» Directions: Your answer must be the full listing, reproduced word for word.
====
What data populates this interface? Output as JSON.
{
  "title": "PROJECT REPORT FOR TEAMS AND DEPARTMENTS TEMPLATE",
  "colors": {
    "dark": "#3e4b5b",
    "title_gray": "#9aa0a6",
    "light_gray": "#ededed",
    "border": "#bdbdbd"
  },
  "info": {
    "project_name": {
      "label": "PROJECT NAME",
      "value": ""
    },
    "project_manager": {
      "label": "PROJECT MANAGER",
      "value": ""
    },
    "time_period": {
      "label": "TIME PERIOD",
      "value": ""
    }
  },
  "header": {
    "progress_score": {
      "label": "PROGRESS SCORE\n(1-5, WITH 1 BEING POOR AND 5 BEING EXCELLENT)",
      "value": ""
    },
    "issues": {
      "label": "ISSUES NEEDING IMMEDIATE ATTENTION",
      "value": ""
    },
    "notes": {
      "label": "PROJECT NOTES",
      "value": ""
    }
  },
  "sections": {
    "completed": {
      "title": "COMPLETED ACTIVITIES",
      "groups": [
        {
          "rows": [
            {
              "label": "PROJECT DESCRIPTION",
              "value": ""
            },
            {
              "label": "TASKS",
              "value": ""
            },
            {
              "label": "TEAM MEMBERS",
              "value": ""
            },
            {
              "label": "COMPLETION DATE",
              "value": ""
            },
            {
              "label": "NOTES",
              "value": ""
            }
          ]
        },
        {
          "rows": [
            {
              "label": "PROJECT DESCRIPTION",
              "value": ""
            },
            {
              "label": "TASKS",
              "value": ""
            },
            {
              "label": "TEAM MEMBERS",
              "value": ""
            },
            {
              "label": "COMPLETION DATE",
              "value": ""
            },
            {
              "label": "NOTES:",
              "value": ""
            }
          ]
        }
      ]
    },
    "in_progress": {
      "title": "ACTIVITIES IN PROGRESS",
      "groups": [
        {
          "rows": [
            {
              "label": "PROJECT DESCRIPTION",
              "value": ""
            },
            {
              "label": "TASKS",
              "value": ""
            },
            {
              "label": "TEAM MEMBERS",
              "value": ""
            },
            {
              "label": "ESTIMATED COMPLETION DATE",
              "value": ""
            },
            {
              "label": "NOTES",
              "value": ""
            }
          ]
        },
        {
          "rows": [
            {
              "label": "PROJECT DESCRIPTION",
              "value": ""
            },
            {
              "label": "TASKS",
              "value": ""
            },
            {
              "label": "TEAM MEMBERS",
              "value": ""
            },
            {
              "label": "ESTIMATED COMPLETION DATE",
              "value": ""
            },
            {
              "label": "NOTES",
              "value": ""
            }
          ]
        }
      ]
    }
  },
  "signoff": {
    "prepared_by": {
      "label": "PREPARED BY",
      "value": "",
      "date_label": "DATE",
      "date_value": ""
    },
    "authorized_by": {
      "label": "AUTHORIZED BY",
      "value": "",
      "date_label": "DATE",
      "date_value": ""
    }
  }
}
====
» Response for this exercise:
What data populates this interface? Output as JSON.
{
  "title": "PROJECT REPORT FOR TEAMS AND DEPARTMENTS TEMPLATE",
  "colors": {
    "dark": "#3e4b5b",
    "title_gray": "#9aa0a6",
    "light_gray": "#ededed",
    "border": "#bdbdbd"
  },
  "info": {
    "project_name": {
      "label": "PROJECT NAME",
      "value": ""
    },
    "project_manager": {
      "label": "PROJECT MANAGER",
      "value": ""
    },
    "time_period": {
      "label": "TIME PERIOD",
      "value": ""
    }
  },
  "header": {
    "progress_score": {
      "label": "PROGRESS SCORE\n(1-5, WITH 1 BEING POOR AND 5 BEING EXCELLENT)",
      "value": ""
    },
    "issues": {
      "label": "ISSUES NEEDING IMMEDIATE ATTENTION",
      "value": ""
    },
    "notes": {
      "label": "PROJECT NOTES",
      "value": ""
    }
  },
  "sections": {
    "completed": {
      "title": "COMPLETED ACTIVITIES",
      "groups": [
        {
          "rows": [
            {
              "label": "PROJECT DESCRIPTION",
              "value": ""
            },
            {
              "label": "TASKS",
              "value": ""
            },
            {
              "label": "TEAM MEMBERS",
              "value": ""
            },
            {
              "label": "COMPLETION DATE",
              "value": ""
            },
            {
              "label": "NOTES",
              "value": ""
            }
          ]
        },
        {
          "rows": [
            {
              "label": "PROJECT DESCRIPTION",
              "value": ""
            },
            {
              "label": "TASKS",
              "value": ""
            },
            {
              "label": "TEAM MEMBERS",
              "value": ""
            },
            {
              "label": "COMPLETION DATE",
              "value": ""
            },
            {
              "label": "NOTES:",
              "value": ""
            }
          ]
        }
      ]
    },
    "in_progress": {
      "title": "ACTIVITIES IN PROGRESS",
      "groups": [
        {
          "rows": [
            {
              "label": "PROJECT DESCRIPTION",
              "value": ""
            },
            {
              "label": "TASKS",
              "value": ""
            },
            {
              "label": "TEAM MEMBERS",
              "value": ""
            },
            {
              "label": "ESTIMATED COMPLETION DATE",
              "value": ""
            },
            {
              "label": "NOTES",
              "value": ""
            }
          ]
        },
        {
          "rows": [
            {
              "label": "PROJECT DESCRIPTION",
              "value": ""
            },
            {
              "label": "TASKS",
              "value": ""
            },
            {
              "label": "TEAM MEMBERS",
              "value": ""
            },
            {
              "label": "ESTIMATED COMPLETION DATE",
              "value": ""
            },
            {
              "label": "NOTES",
              "value": ""
            }
          ]
        }
      ]
    }
  },
  "signoff": {
    "prepared_by": {
      "label": "PREPARED BY",
      "value": "",
      "date_label": "DATE",
      "date_value": ""
    },
    "authorized_by": {
      "label": "AUTHORIZED BY",
      "value": "",
      "date_label": "DATE",
      "date_value": ""
    }
  }
}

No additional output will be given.